Every line in the records below that holds the word "ARTICOLI" is to be copied.

Provided information:
#####

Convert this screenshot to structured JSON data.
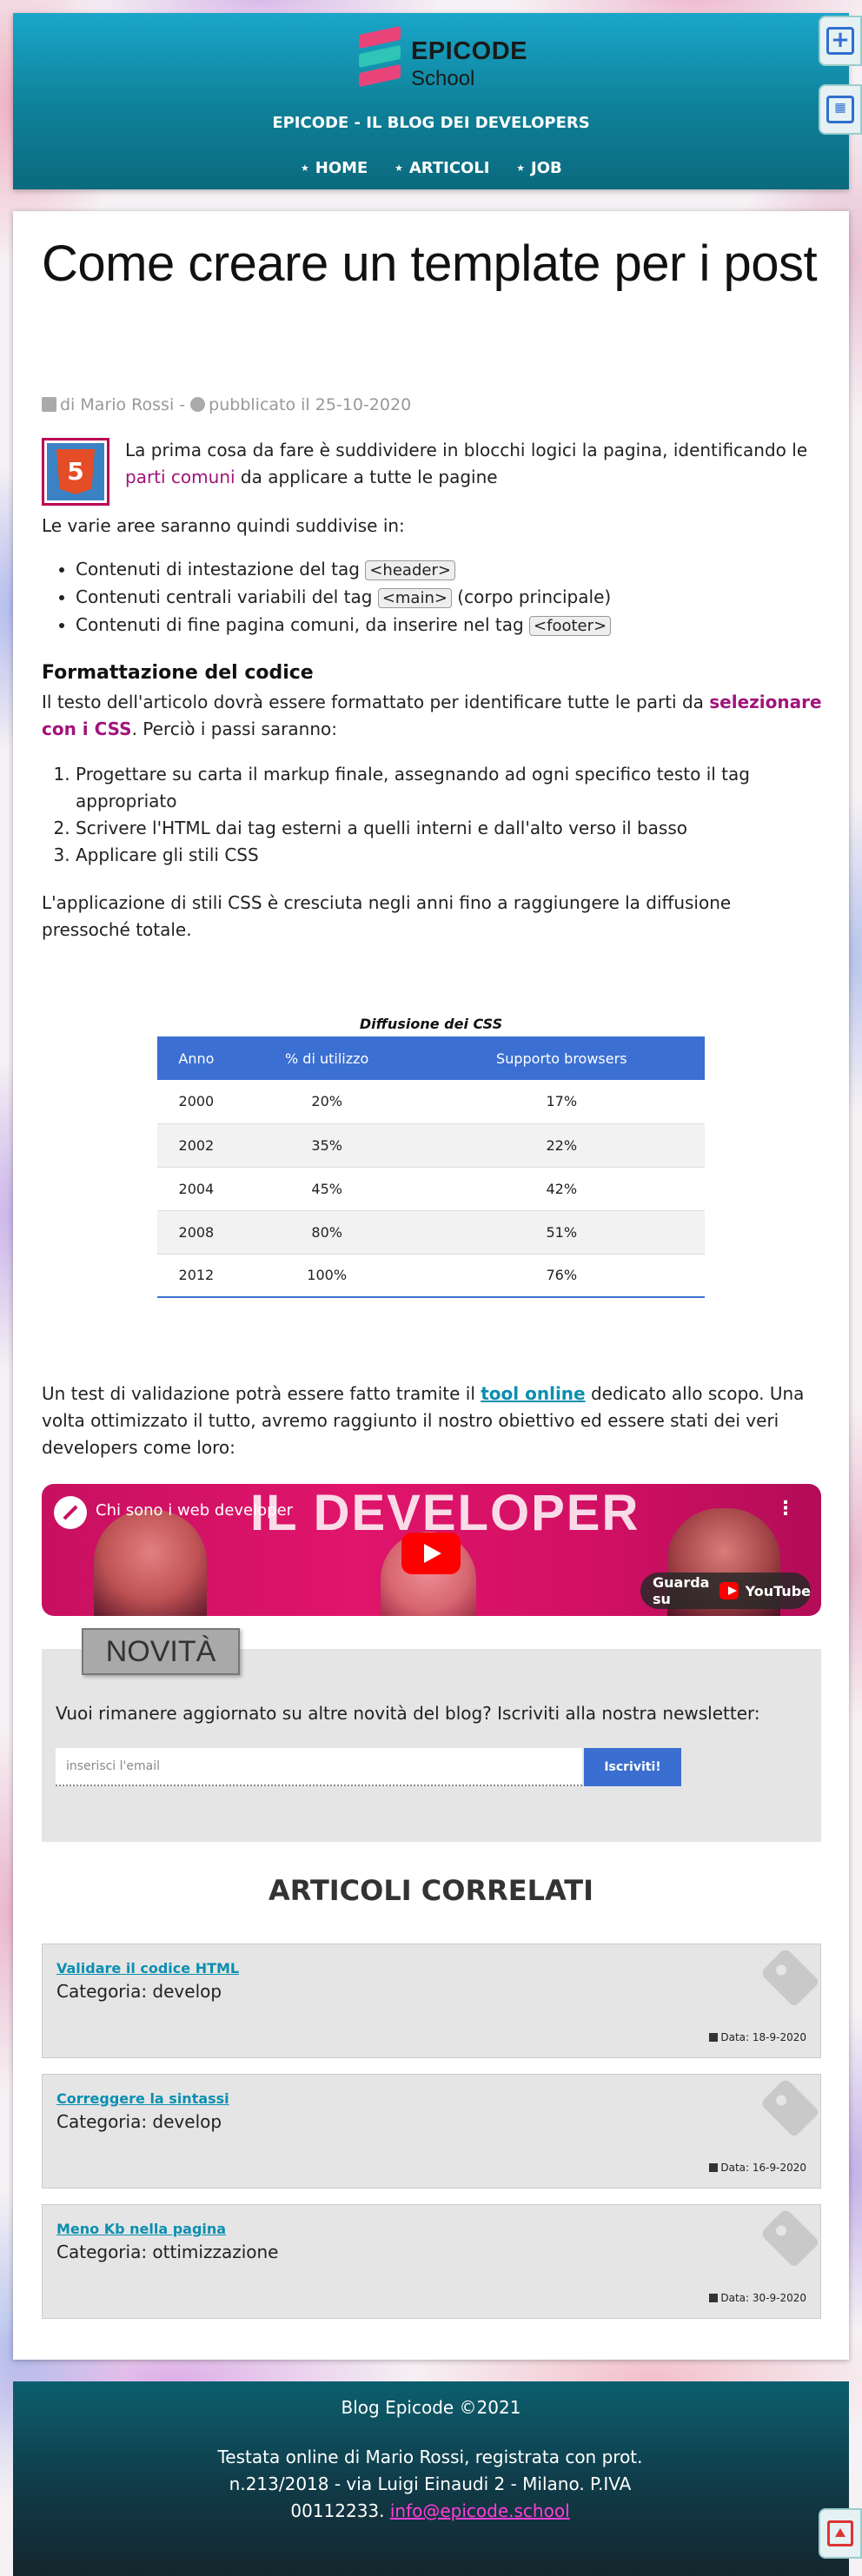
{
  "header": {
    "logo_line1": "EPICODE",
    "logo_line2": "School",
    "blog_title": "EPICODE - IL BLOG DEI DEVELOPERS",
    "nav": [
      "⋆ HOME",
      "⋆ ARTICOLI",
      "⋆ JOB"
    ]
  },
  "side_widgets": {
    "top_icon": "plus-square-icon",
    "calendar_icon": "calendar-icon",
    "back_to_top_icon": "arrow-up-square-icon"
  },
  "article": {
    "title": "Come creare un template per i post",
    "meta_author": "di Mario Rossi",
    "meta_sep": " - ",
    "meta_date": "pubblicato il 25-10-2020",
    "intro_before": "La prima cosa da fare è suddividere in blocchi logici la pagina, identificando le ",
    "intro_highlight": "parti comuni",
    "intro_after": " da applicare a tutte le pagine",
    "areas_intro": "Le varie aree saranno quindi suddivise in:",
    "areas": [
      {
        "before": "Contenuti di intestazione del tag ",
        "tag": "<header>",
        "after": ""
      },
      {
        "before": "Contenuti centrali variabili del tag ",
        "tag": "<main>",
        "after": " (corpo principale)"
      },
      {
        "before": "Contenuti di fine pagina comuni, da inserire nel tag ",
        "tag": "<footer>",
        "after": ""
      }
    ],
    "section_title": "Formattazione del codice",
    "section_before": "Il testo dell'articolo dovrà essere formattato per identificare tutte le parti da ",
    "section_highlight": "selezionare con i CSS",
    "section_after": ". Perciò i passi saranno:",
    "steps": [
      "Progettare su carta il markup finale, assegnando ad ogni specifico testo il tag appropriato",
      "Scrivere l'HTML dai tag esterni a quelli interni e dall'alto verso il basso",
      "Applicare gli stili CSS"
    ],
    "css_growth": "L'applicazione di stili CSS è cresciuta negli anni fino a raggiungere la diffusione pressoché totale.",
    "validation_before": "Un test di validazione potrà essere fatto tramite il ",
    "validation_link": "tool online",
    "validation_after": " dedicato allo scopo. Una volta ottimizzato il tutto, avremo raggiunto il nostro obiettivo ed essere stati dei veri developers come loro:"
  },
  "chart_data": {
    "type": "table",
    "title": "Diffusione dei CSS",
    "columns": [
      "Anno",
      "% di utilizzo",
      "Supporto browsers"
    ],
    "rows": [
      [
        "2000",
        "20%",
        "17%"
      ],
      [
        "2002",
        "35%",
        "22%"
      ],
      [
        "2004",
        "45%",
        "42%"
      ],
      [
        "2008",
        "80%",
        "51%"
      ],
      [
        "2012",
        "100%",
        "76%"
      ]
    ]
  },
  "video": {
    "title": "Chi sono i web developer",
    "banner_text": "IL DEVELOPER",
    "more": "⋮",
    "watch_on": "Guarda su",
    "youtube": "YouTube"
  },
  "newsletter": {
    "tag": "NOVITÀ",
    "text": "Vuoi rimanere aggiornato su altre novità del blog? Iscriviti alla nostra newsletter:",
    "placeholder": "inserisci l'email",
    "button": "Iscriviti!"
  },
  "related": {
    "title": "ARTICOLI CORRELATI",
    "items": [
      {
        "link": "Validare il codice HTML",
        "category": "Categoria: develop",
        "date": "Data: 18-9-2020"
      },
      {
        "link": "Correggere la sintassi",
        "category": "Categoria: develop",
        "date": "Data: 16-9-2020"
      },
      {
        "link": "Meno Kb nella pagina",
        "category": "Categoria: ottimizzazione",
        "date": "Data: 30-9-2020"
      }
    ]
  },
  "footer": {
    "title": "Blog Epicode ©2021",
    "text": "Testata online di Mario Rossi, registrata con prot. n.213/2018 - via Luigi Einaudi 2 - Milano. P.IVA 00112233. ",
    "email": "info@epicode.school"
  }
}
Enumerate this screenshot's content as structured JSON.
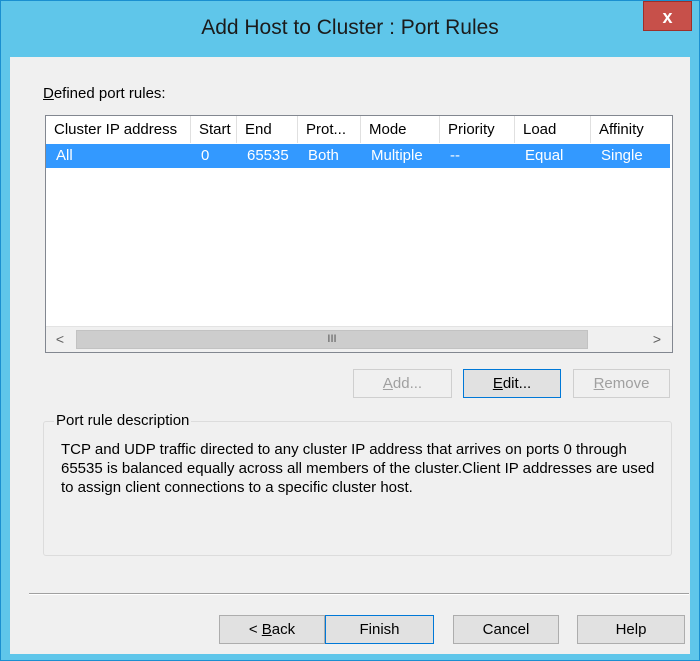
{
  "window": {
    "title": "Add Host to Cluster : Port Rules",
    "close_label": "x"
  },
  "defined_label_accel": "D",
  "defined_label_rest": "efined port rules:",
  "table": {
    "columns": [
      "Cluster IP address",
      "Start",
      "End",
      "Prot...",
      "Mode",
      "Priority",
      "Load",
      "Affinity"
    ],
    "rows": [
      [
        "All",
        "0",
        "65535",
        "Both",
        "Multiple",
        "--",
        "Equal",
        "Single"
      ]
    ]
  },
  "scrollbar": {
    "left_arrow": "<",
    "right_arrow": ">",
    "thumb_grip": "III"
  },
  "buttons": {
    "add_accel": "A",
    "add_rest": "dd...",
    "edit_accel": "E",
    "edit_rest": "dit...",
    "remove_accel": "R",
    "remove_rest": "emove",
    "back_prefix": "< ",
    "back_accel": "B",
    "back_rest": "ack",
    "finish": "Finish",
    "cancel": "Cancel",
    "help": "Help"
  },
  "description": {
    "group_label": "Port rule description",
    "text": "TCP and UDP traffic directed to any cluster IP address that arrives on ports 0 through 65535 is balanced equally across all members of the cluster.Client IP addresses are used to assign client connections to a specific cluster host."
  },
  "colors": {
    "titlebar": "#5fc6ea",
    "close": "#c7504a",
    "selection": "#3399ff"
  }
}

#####

Task output:
      "⋆ ARTICOLI",
    "title": "ARTICOLI CORRELATI",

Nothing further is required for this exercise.